The descriptive texts were rewritten in a shorter and in a simplified vocabulary (there is no sign of a coordinated attempt, as some of the more literate game texts were left unaltered). Some of these alterations were most likely made in concordance with Nintendo's censorship policy of the time. In Uninvited the spells were turned into objects with names directly hinting at their use, the texts were also explicated to relieve players of unfolding the story by themselves. The digitized sound effects were removed, and music was introduced, giving the game more of an arcade game feel.
|Déjà Vu||Uninvited||Shadowgate||Déjà Vu II|
In the early 1990s ICOM Simulations made new versions of the four MacVentures for Windows 3.1 (the previous DOS ports used custom controls rather than Windows). These versions used a similar engine and the same objects and text. However, graphics and sound were completely remade (save for the "Winchester Cathedral" record in Uninvited) with little effort to adhere to the game environments as depicted in the original versions. This created several anomalies where the textual descriptions do not match the way objects look.
The remade graphics were also used in the Infinite Ventures releases for Pocket PC.
The MacVenture series sold 2 million units by 2003.
- Adler, Darin. "Monologue". pp. 1985: Schoolwork suffers. Retrieved December 28, 2007.
- Crockford, Douglas. "The Expurgation of Maniac Mansion". Retrieved June 5, 2006.
- Nintendo's Era of Censorship

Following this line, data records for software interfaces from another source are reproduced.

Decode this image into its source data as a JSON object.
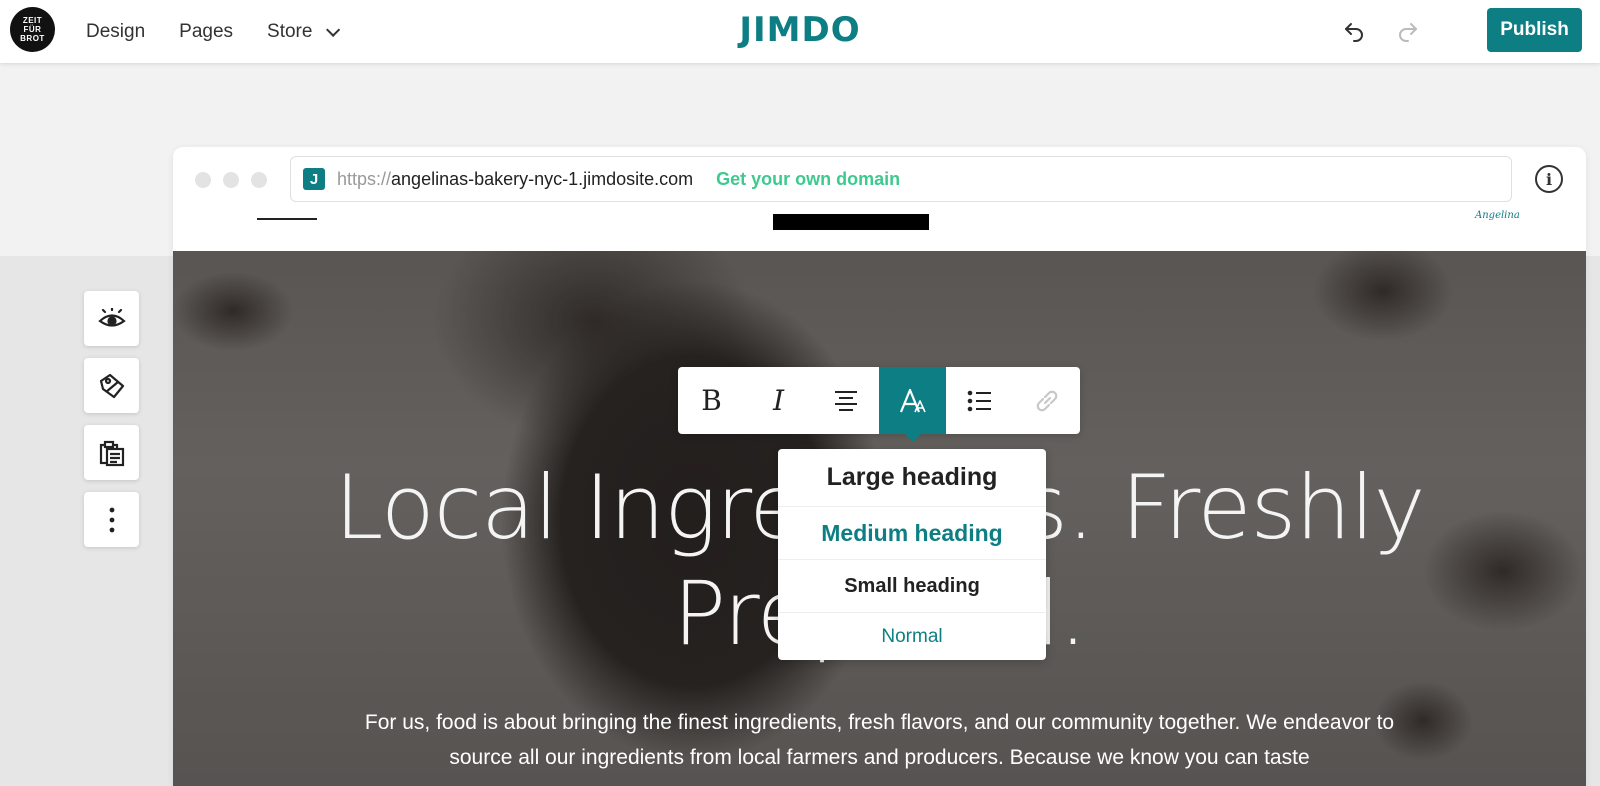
{
  "topbar": {
    "logo_lines": [
      "ZEIT",
      "FÜR",
      "BROT"
    ],
    "nav": [
      {
        "label": "Design"
      },
      {
        "label": "Pages"
      },
      {
        "label": "Store"
      }
    ],
    "brand": "JIMDO",
    "publish_label": "Publish"
  },
  "browser": {
    "url_protocol": "https://",
    "url_host": "angelinas-bakery-nyc-1.jimdosite.com",
    "get_domain_label": "Get your own domain",
    "site_logo_text": "Angelina"
  },
  "hero": {
    "title_line1": "Local Ingredients. Freshly",
    "title_line2": "Prepared.",
    "body": "For us, food is about bringing the finest ingredients, fresh flavors, and our community together. We endeavor to source all our ingredients from local farmers and producers. Because we know you can taste"
  },
  "left_tools": [
    {
      "icon": "eye-icon"
    },
    {
      "icon": "tag-icon"
    },
    {
      "icon": "clipboard-icon"
    },
    {
      "icon": "more-vertical-icon"
    }
  ],
  "format_toolbar": {
    "buttons": [
      {
        "icon": "bold-icon",
        "glyph": "B"
      },
      {
        "icon": "italic-icon",
        "glyph": "I"
      },
      {
        "icon": "align-center-icon"
      },
      {
        "icon": "text-style-icon",
        "active": true
      },
      {
        "icon": "list-icon"
      },
      {
        "icon": "link-icon"
      }
    ]
  },
  "heading_menu": {
    "items": [
      {
        "label": "Large heading"
      },
      {
        "label": "Medium heading",
        "selected": true
      },
      {
        "label": "Small heading"
      },
      {
        "label": "Normal"
      }
    ]
  },
  "colors": {
    "accent": "#0d7f84",
    "domain_link": "#3ec98f"
  }
}
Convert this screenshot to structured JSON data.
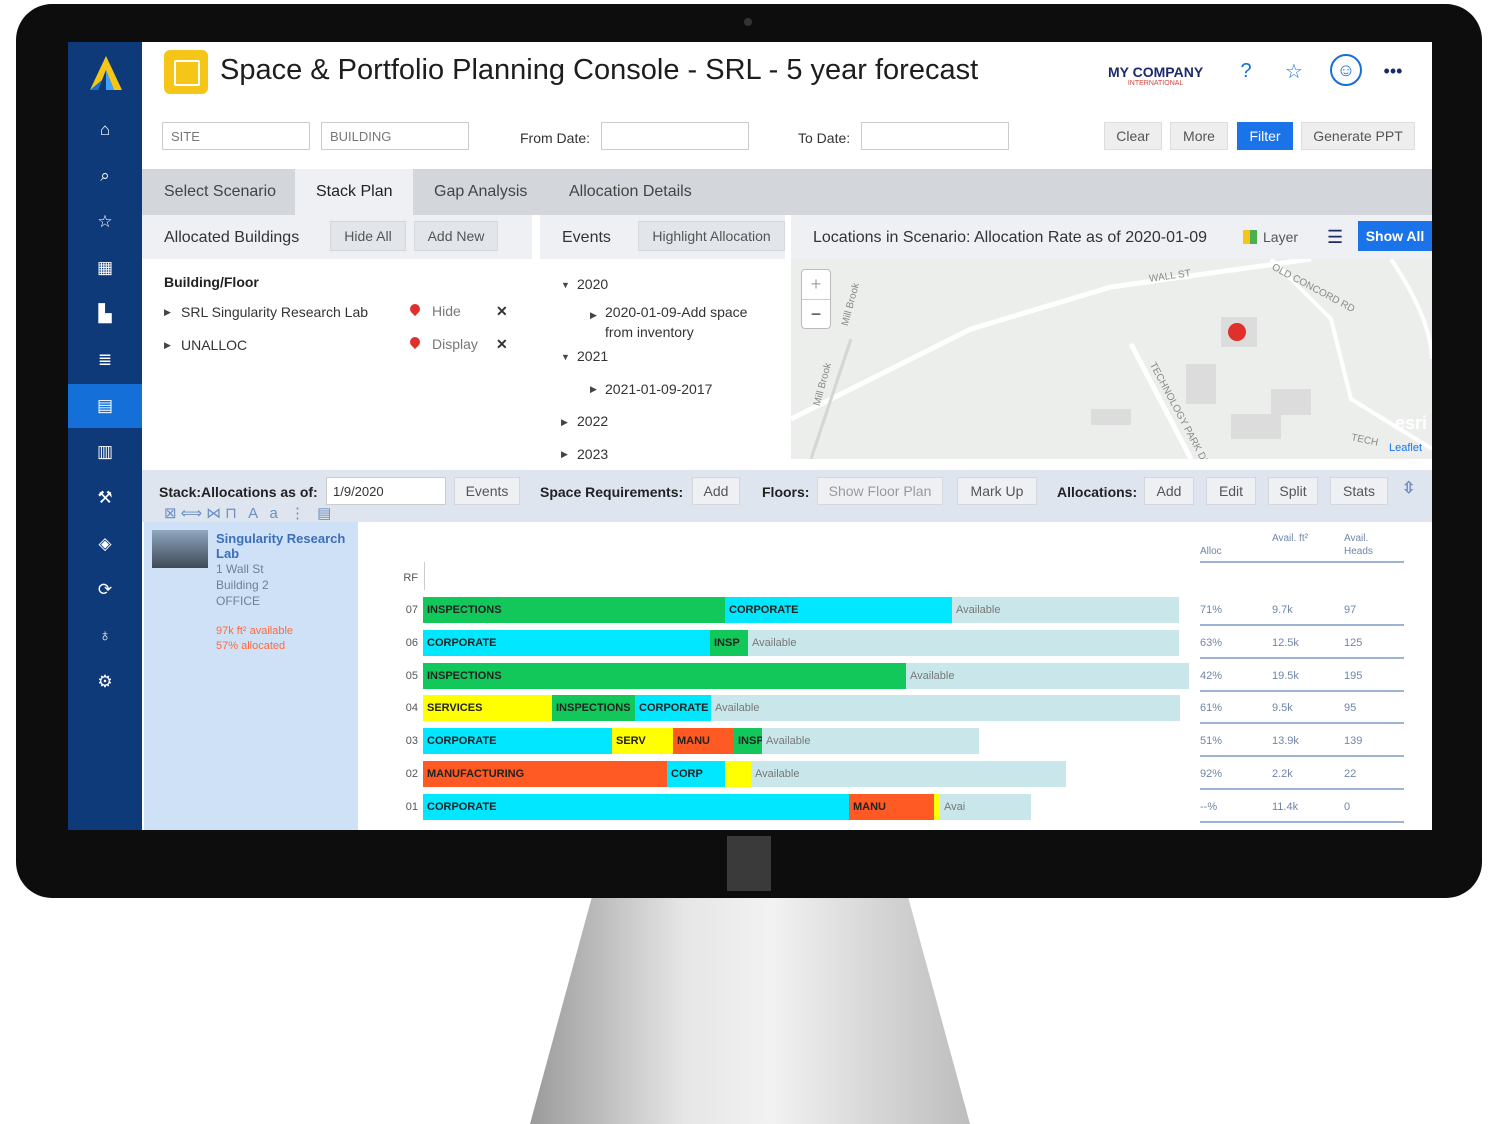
{
  "app": {
    "title": "Space & Portfolio Planning Console - SRL - 5 year forecast",
    "company": "MY COMPANY",
    "company_sub": "INTERNATIONAL"
  },
  "nav": [
    "home-icon",
    "search-icon",
    "star-icon",
    "grid-icon",
    "building-icon",
    "chart-icon",
    "stack-plan-icon",
    "report-icon",
    "wrench-icon",
    "compass-icon",
    "sync-icon",
    "bulb-icon",
    "gear-icon"
  ],
  "filters": {
    "site_placeholder": "SITE",
    "building_placeholder": "BUILDING",
    "from_label": "From Date:",
    "to_label": "To Date:",
    "clear": "Clear",
    "more": "More",
    "filter": "Filter",
    "ppt": "Generate PPT"
  },
  "tabs": [
    "Select Scenario",
    "Stack Plan",
    "Gap Analysis",
    "Allocation Details"
  ],
  "buildings_panel": {
    "title": "Allocated Buildings",
    "hide_all": "Hide All",
    "add_new": "Add New",
    "header": "Building/Floor",
    "rows": [
      {
        "label": "SRL Singularity Research Lab",
        "action": "Hide"
      },
      {
        "label": "UNALLOC",
        "action": "Display"
      }
    ]
  },
  "events_panel": {
    "title": "Events",
    "highlight": "Highlight Allocation",
    "tree": [
      {
        "year": "2020",
        "item": "2020-01-09-Add space from inventory"
      },
      {
        "year": "2021",
        "item": "2021-01-09-2017"
      },
      {
        "year": "2022"
      },
      {
        "year": "2023"
      }
    ]
  },
  "map_panel": {
    "title": "Locations in Scenario: Allocation Rate as of 2020-01-09",
    "layer": "Layer",
    "show_all": "Show All",
    "zoom_in": "+",
    "zoom_out": "−",
    "labels": [
      "WALL ST",
      "OLD CONCORD RD",
      "TECHNOLOGY PARK DR",
      "Mill Brook",
      "Mill Brook",
      "TECH",
      "esri",
      "Leaflet"
    ]
  },
  "stack_toolbar": {
    "as_of_label": "Stack:Allocations as of:",
    "as_of_value": "1/9/2020",
    "events": "Events",
    "space_req_label": "Space Requirements:",
    "add": "Add",
    "floors_label": "Floors:",
    "show_floor_plan": "Show Floor Plan",
    "mark_up": "Mark Up",
    "allocations_label": "Allocations:",
    "alloc_add": "Add",
    "edit": "Edit",
    "split": "Split",
    "stats": "Stats"
  },
  "building_card": {
    "name": "Singularity Research Lab",
    "address": "1 Wall St",
    "building": "Building 2",
    "type": "OFFICE",
    "available": "97k ft² available",
    "allocated": "57% allocated"
  },
  "colors": {
    "INSPECTIONS": "#13c85a",
    "CORPORATE": "#00e7ff",
    "SERVICES": "#ffff00",
    "MANUFACTURING": "#ff5a24",
    "Available": "#c9e7ea"
  },
  "chart_data": {
    "type": "bar",
    "stacked": true,
    "orientation": "horizontal",
    "rf_label": "RF",
    "stats_headers": [
      "Alloc",
      "Avail. ft²",
      "Avail. Heads"
    ],
    "floors": [
      {
        "floor": "07",
        "segments": [
          {
            "label": "INSPECTIONS",
            "group": "INSPECTIONS",
            "share": 0.4
          },
          {
            "label": "CORPORATE",
            "group": "CORPORATE",
            "share": 0.3
          },
          {
            "label": "Available",
            "group": "Available",
            "share": 0.3
          }
        ],
        "alloc": "71%",
        "avail_ft": "9.7k",
        "avail_heads": "97"
      },
      {
        "floor": "06",
        "segments": [
          {
            "label": "CORPORATE",
            "group": "CORPORATE",
            "share": 0.38
          },
          {
            "label": "INSP",
            "group": "INSPECTIONS",
            "share": 0.05
          },
          {
            "label": "Available",
            "group": "Available",
            "share": 0.57
          }
        ],
        "alloc": "63%",
        "avail_ft": "12.5k",
        "avail_heads": "125"
      },
      {
        "floor": "05",
        "segments": [
          {
            "label": "INSPECTIONS",
            "group": "INSPECTIONS",
            "share": 0.63
          },
          {
            "label": "Available",
            "group": "Available",
            "share": 0.37
          }
        ],
        "alloc": "42%",
        "avail_ft": "19.5k",
        "avail_heads": "195"
      },
      {
        "floor": "04",
        "segments": [
          {
            "label": "SERVICES",
            "group": "SERVICES",
            "share": 0.17
          },
          {
            "label": "INSPECTIONS",
            "group": "INSPECTIONS",
            "share": 0.11
          },
          {
            "label": "CORPORATE",
            "group": "CORPORATE",
            "share": 0.1
          },
          {
            "label": "Available",
            "group": "Available",
            "share": 0.62
          }
        ],
        "alloc": "61%",
        "avail_ft": "9.5k",
        "avail_heads": "95"
      },
      {
        "floor": "03",
        "segments": [
          {
            "label": "CORPORATE",
            "group": "CORPORATE",
            "share": 0.34
          },
          {
            "label": "SERV",
            "group": "SERVICES",
            "share": 0.11
          },
          {
            "label": "MANU",
            "group": "MANUFACTURING",
            "share": 0.11
          },
          {
            "label": "INSP",
            "group": "INSPECTIONS",
            "share": 0.05
          },
          {
            "label": "Available",
            "group": "Available",
            "share": 0.39
          }
        ],
        "alloc": "51%",
        "avail_ft": "13.9k",
        "avail_heads": "139"
      },
      {
        "floor": "02",
        "segments": [
          {
            "label": "MANUFACTURING",
            "group": "MANUFACTURING",
            "share": 0.38
          },
          {
            "label": "CORP",
            "group": "CORPORATE",
            "share": 0.09
          },
          {
            "label": "",
            "group": "SERVICES",
            "share": 0.04
          },
          {
            "label": "Available",
            "group": "Available",
            "share": 0.49
          }
        ],
        "alloc": "92%",
        "avail_ft": "2.2k",
        "avail_heads": "22"
      },
      {
        "floor": "01",
        "segments": [
          {
            "label": "CORPORATE",
            "group": "CORPORATE",
            "share": 0.7
          },
          {
            "label": "MANU",
            "group": "MANUFACTURING",
            "share": 0.14
          },
          {
            "label": "",
            "group": "SERVICES",
            "share": 0.01
          },
          {
            "label": "Avai",
            "group": "Available",
            "share": 0.15
          }
        ],
        "alloc": "--%",
        "avail_ft": "11.4k",
        "avail_heads": "0"
      }
    ]
  }
}
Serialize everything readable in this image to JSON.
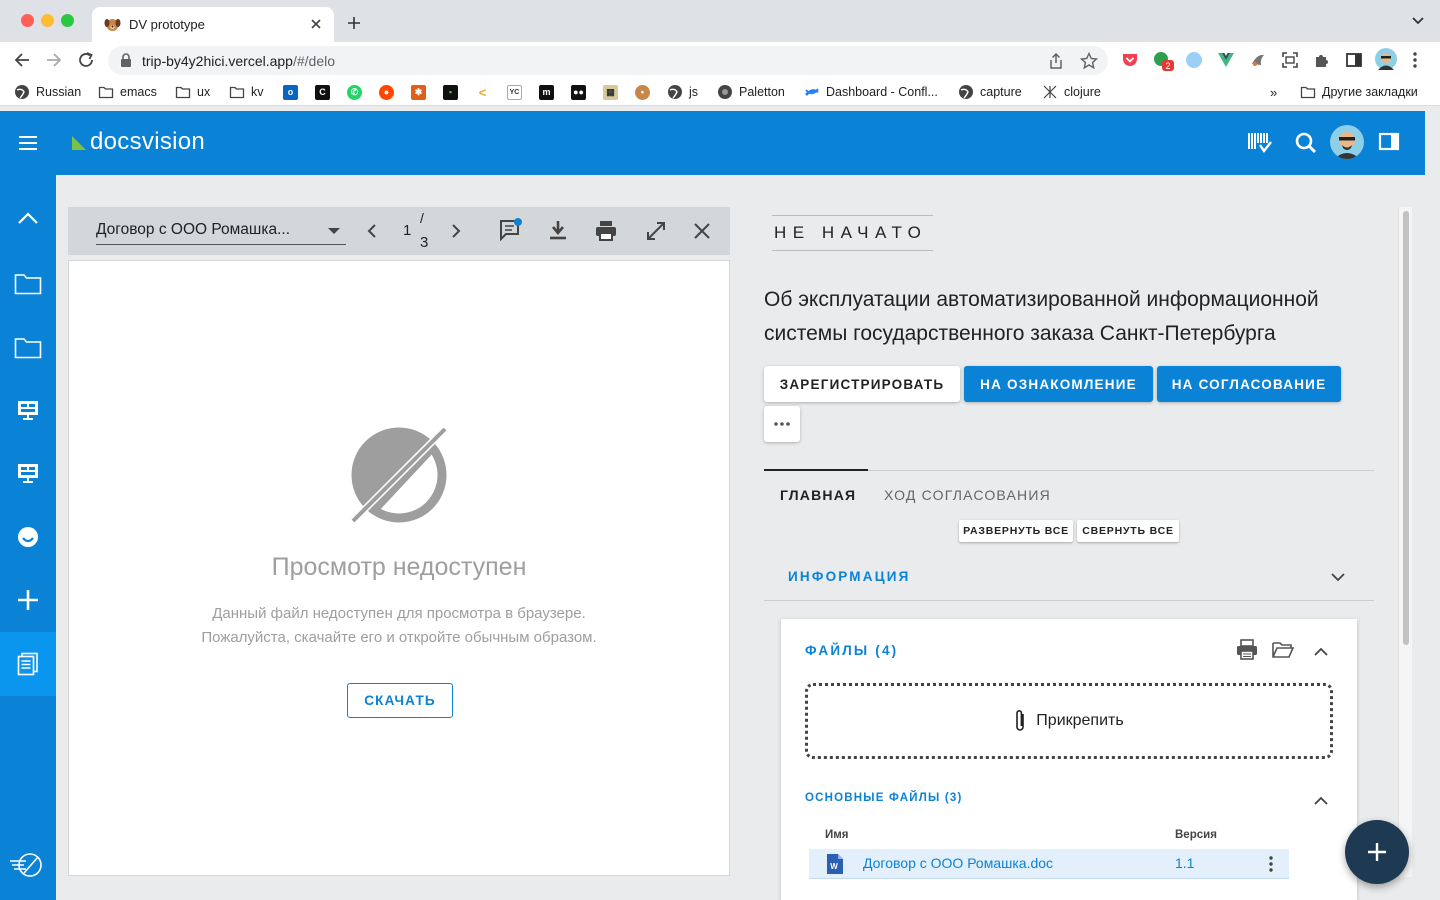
{
  "browser": {
    "tab_title": "DV prototype",
    "url_host": "trip-by4y2hici.vercel.app",
    "url_path": "/#/delo",
    "bookmarks": [
      "Russian",
      "emacs",
      "ux",
      "kv",
      "js",
      "Paletton",
      "Dashboard - Confl...",
      "capture",
      "clojure"
    ],
    "other_bookmarks": "Другие закладки",
    "extension_badge": "2"
  },
  "app": {
    "brand": "docsvision",
    "brand_color": "#0a82d6",
    "accent_green": "#7cc243"
  },
  "rail": {
    "items": [
      "collapse-icon",
      "folder-icon",
      "folder-icon",
      "monitor-icon",
      "monitor-icon",
      "smiley-icon",
      "plus-icon",
      "document-icon",
      "logo-icon"
    ]
  },
  "viewer": {
    "document_name": "Договор с ООО Ромашка...",
    "page_current": "1",
    "page_sep": "/",
    "page_total": "3",
    "unavailable_title": "Просмотр недоступен",
    "unavailable_line1": "Данный файл недоступен для просмотра в браузере.",
    "unavailable_line2": "Пожалуйста, скачайте его и откройте обычным образом.",
    "download_label": "СКАЧАТЬ"
  },
  "card": {
    "status": "НЕ НАЧАТО",
    "title": "Об эксплуатации автоматизированной информационной системы государственного заказа Санкт-Петербурга",
    "btn_register": "ЗАРЕГИСТРИРОВАТЬ",
    "btn_review": "НА ОЗНАКОМЛЕНИЕ",
    "btn_approve": "НА СОГЛАСОВАНИЕ",
    "tab_main": "ГЛАВНАЯ",
    "tab_progress": "ХОД СОГЛАСОВАНИЯ",
    "expand_all": "РАЗВЕРНУТЬ ВСЕ",
    "collapse_all": "СВЕРНУТЬ ВСЕ",
    "info_section": "ИНФОРМАЦИЯ",
    "files_section": "ФАЙЛЫ (4)",
    "attach_label": "Прикрепить",
    "main_files": "ОСНОВНЫЕ ФАЙЛЫ (3)",
    "col_name": "Имя",
    "col_version": "Версия",
    "files": [
      {
        "name": "Договор с ООО Ромашка.doc",
        "version": "1.1"
      }
    ]
  }
}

- Darin Adler's resume
- Producer Scott Berfield's developer history
- Article on early Mac games from 1up.com